As Nero and Poppea Helen May and Kathleen Nic Dhiarmada are superb. It is a real triumph to conjure up a passionate affair out of 400 year old words and music. After a hesitant start, May nicely catches the difficult balance between autocratic emperor and lovestruck suitor and, in a role that would probably have originally been sung by a castrato, she makes a convincing male hero. Nic Dhiarmada is born for Poppea. Her rich soprano voice copes well with the twist and turns of Monteverdi’s music. The famous final duet between the two of them is spell binding. Indeed, the final few scenes are the best of the opera as all the singers  – some of whom were slow to catch the baroque idiom in their early appearances  – settled to the style. All credit then to Marcio Da Silva, who directed, conducted, played and sang, for creating a team that seemed to ‘get’ the musical language of Monteverdi – so different from the style that most young singers today learn for opera performance.

With so many roles, it seems harsh to choose just one or two for special mention but Sarah Matousek as Amore, Gheorghe Palcu as Seneca and Sophie Levi as Ottavia all impressed. And in the tiny but demanding role of Arnalta, tenor Kieran White delivered the ‘lullaby’ (as Poppea falls asleep just before the assassination attempt) with heart stopping beauty.

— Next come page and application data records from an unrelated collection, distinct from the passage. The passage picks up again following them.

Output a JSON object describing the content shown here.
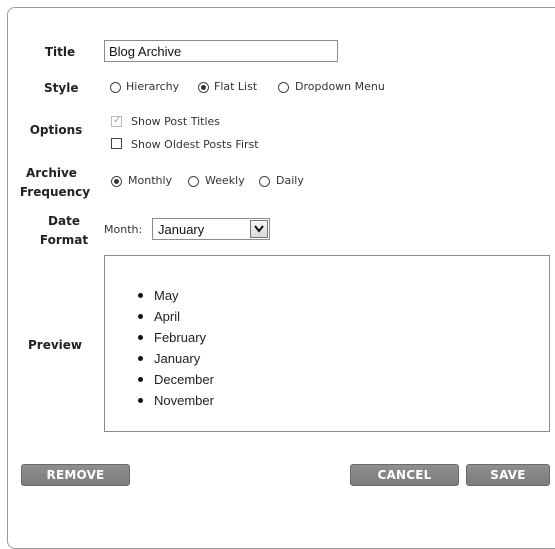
{
  "form": {
    "title_label": "Title",
    "title_value": "Blog Archive",
    "style_label": "Style",
    "style_options": [
      "Hierarchy",
      "Flat List",
      "Dropdown Menu"
    ],
    "style_selected": "Flat List",
    "options_label": "Options",
    "options": [
      {
        "label": "Show Post Titles",
        "checked": true,
        "disabled": true
      },
      {
        "label": "Show Oldest Posts First",
        "checked": false,
        "disabled": false
      }
    ],
    "archive_label_line1": "Archive",
    "archive_label_line2": "Frequency",
    "frequency_options": [
      "Monthly",
      "Weekly",
      "Daily"
    ],
    "frequency_selected": "Monthly",
    "date_label_line1": "Date",
    "date_label_line2": "Format",
    "month_label": "Month:",
    "month_value": "January",
    "preview_label": "Preview",
    "preview_items": [
      "May",
      "April",
      "February",
      "January",
      "December",
      "November"
    ]
  },
  "buttons": {
    "remove": "REMOVE",
    "cancel": "CANCEL",
    "save": "SAVE"
  }
}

The ensemble musicians on various stringed instruments were never less than convincing. Cedric Meyer on archlute was superb. This is a gripping evening from beginning to end and a vindication of the accessibility of Monteverdi’s operas. I hope more and more people have the chance to sample Ensemble OrQuesta and their baroque gems.